A definition of geek:
A person who has chosen concentration rather than conformity; one who passionately pursues skill (especially technical skill) and imagination, not mainstream social acceptance.
I like this definition. Most folks think of geeks as only being into technology, D&D, or comics. But pursuits of passion regardless of mainstream acceptance is a great description of what it means to me to be geek. Be yourself. Be yourself passionately.
Using that definition, we can include a entire new group of people in the geekfold. And using that definition, three young folk with a jones for banjoes, fiddles, and a music style dating back to the 19th century, the Carolina Chocolate Drops fit the bill.

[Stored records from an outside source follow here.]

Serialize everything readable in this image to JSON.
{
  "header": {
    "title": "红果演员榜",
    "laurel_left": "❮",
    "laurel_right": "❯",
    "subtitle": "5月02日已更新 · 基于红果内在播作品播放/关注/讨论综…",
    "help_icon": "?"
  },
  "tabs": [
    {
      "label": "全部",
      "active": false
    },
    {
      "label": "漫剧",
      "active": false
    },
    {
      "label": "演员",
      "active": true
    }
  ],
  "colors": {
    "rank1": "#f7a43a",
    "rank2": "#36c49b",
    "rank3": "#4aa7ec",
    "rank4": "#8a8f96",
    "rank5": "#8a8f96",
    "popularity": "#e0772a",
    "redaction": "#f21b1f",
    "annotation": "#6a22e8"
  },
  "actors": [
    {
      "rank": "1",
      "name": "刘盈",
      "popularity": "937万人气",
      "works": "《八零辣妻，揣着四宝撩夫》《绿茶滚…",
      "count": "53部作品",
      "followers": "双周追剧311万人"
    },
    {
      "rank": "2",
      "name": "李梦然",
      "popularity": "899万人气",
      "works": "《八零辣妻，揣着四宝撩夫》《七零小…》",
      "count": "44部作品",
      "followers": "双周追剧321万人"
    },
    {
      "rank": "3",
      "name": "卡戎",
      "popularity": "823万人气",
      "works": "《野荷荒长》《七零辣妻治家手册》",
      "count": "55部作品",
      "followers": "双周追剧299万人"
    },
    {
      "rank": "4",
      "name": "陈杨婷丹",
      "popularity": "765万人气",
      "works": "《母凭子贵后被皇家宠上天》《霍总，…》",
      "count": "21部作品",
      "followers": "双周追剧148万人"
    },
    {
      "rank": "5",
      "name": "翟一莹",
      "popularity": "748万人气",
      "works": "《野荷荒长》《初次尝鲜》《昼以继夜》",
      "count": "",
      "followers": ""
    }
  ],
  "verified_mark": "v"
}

A friend on Facebook first hipped me to the group last week. Born in 2005 after meeting and hitting it off through a Yahoo! group, the CCDs have worked to keep alive “old time” music. The trio, Dom Flemons, Rhiannon Giddens, and Justin Robinson, work out of North Carolina where a lot of the historical inspiration of their music comes from. Using banjoes, fiddles, jugs, clappers and other instruments common to the late 1800s, the CCDs are part of a new generation of musicians bringing the past forward. But, the three are not just musicians, they are also teachers. You’ll find that at many of their performances are part history lecture and part concert. The whole passion thing. They know their music.

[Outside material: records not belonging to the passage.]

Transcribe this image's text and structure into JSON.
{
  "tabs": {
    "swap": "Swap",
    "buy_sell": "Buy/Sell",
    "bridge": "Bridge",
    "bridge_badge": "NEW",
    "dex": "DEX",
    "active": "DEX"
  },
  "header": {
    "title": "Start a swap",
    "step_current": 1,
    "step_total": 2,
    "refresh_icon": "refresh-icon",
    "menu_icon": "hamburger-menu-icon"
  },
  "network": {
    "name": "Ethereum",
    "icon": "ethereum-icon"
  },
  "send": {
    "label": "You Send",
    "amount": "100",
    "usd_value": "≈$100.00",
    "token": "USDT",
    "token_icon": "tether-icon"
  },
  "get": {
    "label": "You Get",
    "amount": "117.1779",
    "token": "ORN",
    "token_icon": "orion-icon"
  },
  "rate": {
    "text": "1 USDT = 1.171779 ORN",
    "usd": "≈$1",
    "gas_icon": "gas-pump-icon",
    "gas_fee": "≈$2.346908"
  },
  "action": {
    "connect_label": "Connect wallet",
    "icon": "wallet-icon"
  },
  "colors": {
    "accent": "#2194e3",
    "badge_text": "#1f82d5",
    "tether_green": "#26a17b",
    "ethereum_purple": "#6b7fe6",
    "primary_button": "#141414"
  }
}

And apparently I am late to the game. The CCDs have released five albums (the most recent, Genuine Negro Jig, just last month), been featured on both NPR’s All Things Considered & Fresh Air, and have been the topic of discussion on numerous magazines and sites.

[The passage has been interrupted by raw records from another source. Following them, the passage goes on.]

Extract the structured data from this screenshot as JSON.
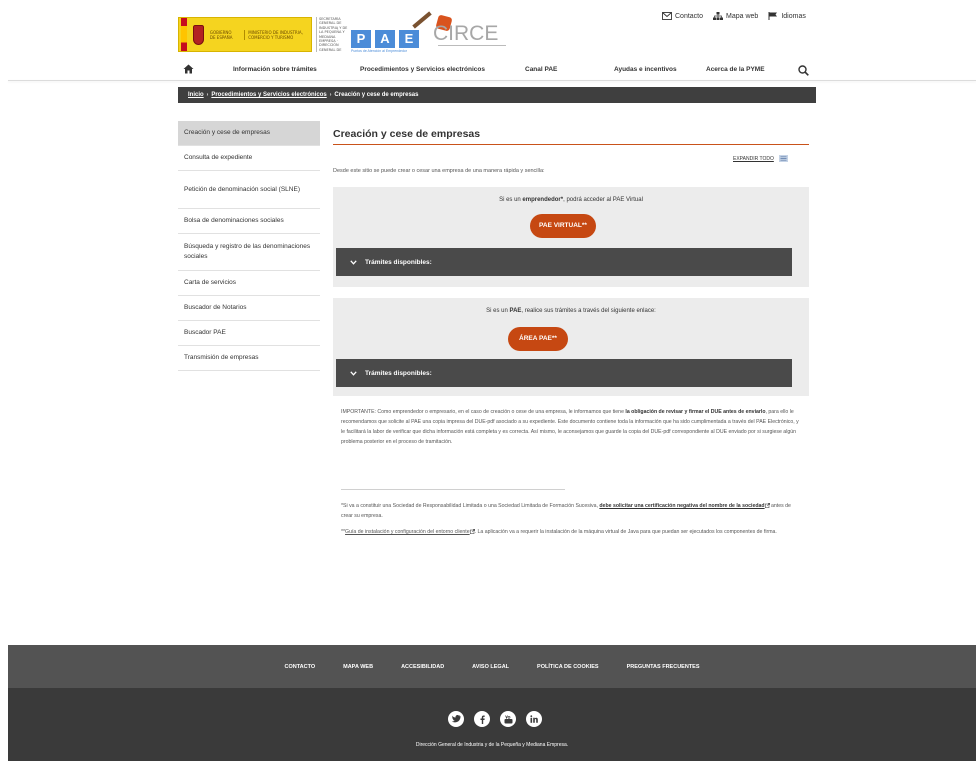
{
  "header": {
    "gov_logo_line1": "GOBIERNO DE ESPAÑA",
    "gov_logo_line2": "MINISTERIO DE INDUSTRIA, COMERCIO Y TURISMO",
    "ministry_text": "SECRETARÍA GENERAL DE INDUSTRIA Y DE LA PEQUEÑA Y MEDIANA EMPRESA · DIRECCIÓN GENERAL DE INDUSTRIA Y DE LA PEQUEÑA Y MEDIANA EMPRESA",
    "pae_letters": [
      "P",
      "A",
      "E"
    ],
    "pae_tagline": "Puntos de Atención al Emprendedor",
    "circe_logo": "CIRCE",
    "util_links": [
      "Contacto",
      "Mapa web",
      "Idiomas"
    ]
  },
  "nav": {
    "items": [
      "Información sobre trámites",
      "Procedimientos y Servicios electrónicos",
      "Canal PAE",
      "Ayudas e incentivos",
      "Acerca de la PYME"
    ]
  },
  "breadcrumb": {
    "items": [
      "Inicio",
      "Procedimientos y Servicios electrónicos",
      "Creación y cese de empresas"
    ]
  },
  "sidebar": {
    "items": [
      "Creación y cese de empresas",
      "Consulta de expediente",
      "Petición de denominación social (SLNE)",
      "Bolsa de denominaciones sociales",
      "Búsqueda y registro de las denominaciones sociales",
      "Carta de servicios",
      "Buscador de Notarios",
      "Buscador PAE",
      "Transmisión de empresas"
    ]
  },
  "main": {
    "title": "Creación y cese de empresas",
    "expand_all": "EXPANDIR TODO",
    "intro": "Desde este sitio se puede crear o cesar una empresa de una manera rápida y sencilla:",
    "panel1": {
      "text_pre": "Si es un ",
      "text_bold": "emprendedor*",
      "text_post": ", podrá acceder al PAE Virtual",
      "button": "PAE VIRTUAL**",
      "tramites": "Trámites disponibles:"
    },
    "panel2": {
      "text_pre": "Si es un ",
      "text_bold": "PAE",
      "text_post": ", realice sus trámites a través del siguiente enlace:",
      "button": "ÁREA PAE**",
      "tramites": "Trámites disponibles:"
    },
    "important": {
      "p1": "IMPORTANTE: Como emprendedor o empresario, en el caso de creación o cese de una empresa, le informamos que tiene ",
      "b1": "la obligación de revisar y firmar el DUE antes de enviarlo",
      "p2": ", para ello le recomendamos que solicite al PAE una copia impresa del DUE-pdf asociado a su expediente. Este documento contiene toda la información que ha sido cumplimentada a través del PAE Electrónico, y le facilitará la labor de verificar que dicha información está completa y es correcta. Así mismo, le aconsejamos que guarde la copia del DUE-pdf correspondiente al DUE enviado por si surgiese algún problema posterior en el proceso de tramitación."
    },
    "note1": {
      "pre": "*Si va a constituir una Sociedad de Responsabilidad Limitada o una Sociedad Limitada de Formación Sucesiva, ",
      "link": "debe solicitar una certificación negativa del nombre de la sociedad",
      "post": " antes de crear su empresa."
    },
    "note2": {
      "pre": "**",
      "link": "Guía de instalación y configuración del entorno cliente",
      "post": ". La aplicación va a requerir la instalación de la máquina virtual de Java para que puedan ser ejecutados los componentes de firma."
    }
  },
  "footer": {
    "links": [
      "CONTACTO",
      "MAPA WEB",
      "ACCESIBILIDAD",
      "AVISO LEGAL",
      "POLÍTICA DE COOKIES",
      "PREGUNTAS FRECUENTES"
    ],
    "social": [
      "twitter-icon",
      "facebook-icon",
      "youtube-icon",
      "linkedin-icon"
    ],
    "org": "Dirección General de Industria y de la Pequeña y Mediana Empresa."
  },
  "colors": {
    "accent": "#c64812",
    "dark_bar": "#4a4a4a",
    "breadcrumb_bg": "#3f3f3f"
  }
}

In today’s world of autotunes, beat machines, lip-syncing, and flashier-is-better-than-sounding-great artists, the CCDs are definitely refreshing. Who said all of the young people are lost? Check out their tour list to see if they’ll be near you soon and if not, the wonderful world of the web can always bring a sample to the internet access device of your choice.